Zookeepers around the world are cutting calories and increasing exercise for animals who can suffer from too much food and too little room to roam. The Fresno zoo embarked on the elephant slimming campaign after getting the ability to weigh them regularly in January 2009.
"We knew they were heavy, but we didn't know just how heavy," said Harold Mountan, the zoo's assistant animal curator.
Zoo officials learned just how large "the girls" were after spending $5,000 to buy an elephant scale. Previously, they had borrowed a truck scale periodically from the California Highway Patrol, Mountan said. Today, zookeepers keep tabs on Shaunzi and Kara with regular weigh-ins and - in addition to changes in their diet - make them work to find food, as their cousins in the wild must do.
To get their food, the elephants must stretch, dig, push, or prod with their trunks or legs. They slam barrels with their trunks to release a few food pellets or reach for hay bags, and they must correctly position the barrels and bags to release the food. They use their trunks to sniff out food beneath the sand.
They also have an exercise regimen, not unlike deep knee bends and stretching for humans, that also improves their mobility, Mountan said.
Enhancing activity and reduced-calorie diets also are being used for other animals at the Fresno zoo, said Scott Barton, zoo director.
"Weight is really important," he said. "We are looking at the factors that cause obesity, the same factors as we do in the human population."
Although the diet and exercise program is relatively new to Chaffee, it's standard in many other places - because in zoos today, thin is in.
There was a time when zoo officials were excited to talk about their large animals, said Harry Peachey, curator of mainland Asia animals at the Columbus Zoo in Ohio.
"If you had an 800-pound gorilla in your collection you would brag about it," he said. "Now, you would be embarrassed to say that in front of your peers."
Studies have found that zoo gorillas had a higher incidence of heart disease, and zookeepers believe it's caused by overly generous diets, Peachey said.
The first elephant weight-loss program began about nine years ago at San Diego Zoo and Wild Animal Park. Jeff Andrews, associate curator for mammals, realized how much thinner elephants appeared in the wild.

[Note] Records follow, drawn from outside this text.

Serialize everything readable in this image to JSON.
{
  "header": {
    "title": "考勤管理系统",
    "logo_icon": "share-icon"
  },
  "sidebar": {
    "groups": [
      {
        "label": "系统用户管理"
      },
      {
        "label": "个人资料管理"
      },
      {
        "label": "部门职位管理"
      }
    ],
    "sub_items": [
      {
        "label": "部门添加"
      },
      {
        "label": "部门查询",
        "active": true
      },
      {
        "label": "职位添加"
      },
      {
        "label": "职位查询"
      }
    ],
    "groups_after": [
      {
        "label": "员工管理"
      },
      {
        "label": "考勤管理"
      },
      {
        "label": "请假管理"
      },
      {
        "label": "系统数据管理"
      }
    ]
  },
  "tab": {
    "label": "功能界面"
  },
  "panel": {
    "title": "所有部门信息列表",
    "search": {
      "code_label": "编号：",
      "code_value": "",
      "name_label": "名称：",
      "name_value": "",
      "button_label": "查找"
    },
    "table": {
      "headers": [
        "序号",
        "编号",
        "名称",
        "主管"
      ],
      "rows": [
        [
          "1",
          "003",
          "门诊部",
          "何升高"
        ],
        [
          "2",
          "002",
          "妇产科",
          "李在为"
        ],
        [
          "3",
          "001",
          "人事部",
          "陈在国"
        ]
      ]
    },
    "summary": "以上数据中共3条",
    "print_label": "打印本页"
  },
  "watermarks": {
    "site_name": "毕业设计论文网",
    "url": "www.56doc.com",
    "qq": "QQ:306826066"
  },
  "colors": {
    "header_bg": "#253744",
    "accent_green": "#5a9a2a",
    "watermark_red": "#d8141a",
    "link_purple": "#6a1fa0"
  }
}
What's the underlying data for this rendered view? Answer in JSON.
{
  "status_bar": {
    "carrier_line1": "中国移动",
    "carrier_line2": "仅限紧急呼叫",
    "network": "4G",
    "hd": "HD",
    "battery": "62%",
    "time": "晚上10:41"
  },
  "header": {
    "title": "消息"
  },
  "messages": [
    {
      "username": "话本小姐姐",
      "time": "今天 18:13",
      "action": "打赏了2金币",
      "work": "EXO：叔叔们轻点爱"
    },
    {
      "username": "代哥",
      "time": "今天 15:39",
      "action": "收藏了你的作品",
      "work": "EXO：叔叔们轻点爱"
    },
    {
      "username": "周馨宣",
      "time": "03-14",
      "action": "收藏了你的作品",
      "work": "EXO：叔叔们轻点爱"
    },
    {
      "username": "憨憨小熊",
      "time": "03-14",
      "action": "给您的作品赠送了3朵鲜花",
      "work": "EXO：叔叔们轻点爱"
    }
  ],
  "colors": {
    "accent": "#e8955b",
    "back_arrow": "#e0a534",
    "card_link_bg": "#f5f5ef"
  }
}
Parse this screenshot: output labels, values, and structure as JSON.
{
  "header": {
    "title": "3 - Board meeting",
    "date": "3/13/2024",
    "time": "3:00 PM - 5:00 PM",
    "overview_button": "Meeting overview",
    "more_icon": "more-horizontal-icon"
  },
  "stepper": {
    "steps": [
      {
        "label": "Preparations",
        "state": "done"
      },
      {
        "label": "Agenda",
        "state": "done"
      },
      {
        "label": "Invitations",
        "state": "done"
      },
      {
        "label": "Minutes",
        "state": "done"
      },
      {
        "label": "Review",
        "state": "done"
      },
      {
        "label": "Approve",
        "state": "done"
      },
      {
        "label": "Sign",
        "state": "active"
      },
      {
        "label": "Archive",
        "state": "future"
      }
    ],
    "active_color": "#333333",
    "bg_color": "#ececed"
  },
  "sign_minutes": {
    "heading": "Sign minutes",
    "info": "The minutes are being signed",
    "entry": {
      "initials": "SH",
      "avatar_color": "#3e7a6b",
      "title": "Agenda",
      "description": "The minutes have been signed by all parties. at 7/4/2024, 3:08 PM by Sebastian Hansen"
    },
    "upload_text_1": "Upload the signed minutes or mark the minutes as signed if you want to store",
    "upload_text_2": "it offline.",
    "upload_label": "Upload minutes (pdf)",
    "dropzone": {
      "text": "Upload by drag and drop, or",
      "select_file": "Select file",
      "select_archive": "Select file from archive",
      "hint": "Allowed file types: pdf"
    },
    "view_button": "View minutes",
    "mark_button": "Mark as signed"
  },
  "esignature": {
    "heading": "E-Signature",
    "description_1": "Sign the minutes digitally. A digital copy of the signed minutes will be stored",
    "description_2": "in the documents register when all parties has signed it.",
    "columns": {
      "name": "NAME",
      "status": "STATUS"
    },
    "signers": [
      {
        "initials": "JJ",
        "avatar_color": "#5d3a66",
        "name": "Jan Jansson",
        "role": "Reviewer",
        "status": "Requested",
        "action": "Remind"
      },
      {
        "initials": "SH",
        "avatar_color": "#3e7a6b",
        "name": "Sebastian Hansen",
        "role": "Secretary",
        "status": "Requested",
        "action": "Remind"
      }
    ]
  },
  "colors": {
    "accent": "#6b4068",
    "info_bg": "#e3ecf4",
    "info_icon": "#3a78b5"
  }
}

Before the weight-loss program, keepers would place food in front of the animals and offer them high-calorie snacks, such as fruit. And the animals got little or no exercise.
Andrews aimed to improve the elephants' health by reducing the amounts they are fed and replacing higher-calorie food with low-cal choices. Elephants also were trained to exercise and allowed to wander their enclosures at night instead of being placed in individual stalls.
It worked. Five elephants lost between 1,500 and 2,000 pounds each and a sixth male dropped 3,500 pounds - about 23 percent of his body weight - Andrews said.
In Frezno, Shaunzi's muscles seemed to be stiffer when she carried more weight, but "they are moving a lot better now," Mountan said. "Their muscles are in better shape."
The elephants also are evaluated on the way parts of their bodies appear as weight is lost. In a rear view of the elephants, Mountan notes how their backbones have become more evident in recent months. He said the backbone must become a bit more pronounced, which means losing a few hundred more pounds.
When the elephants reach their weight goal, the amount of food they get will be adjusted to meet their new, lower-calorie demands.
"The less extra weight older people carry around, the healthier they usually are, and that goes for elephants, too," he said.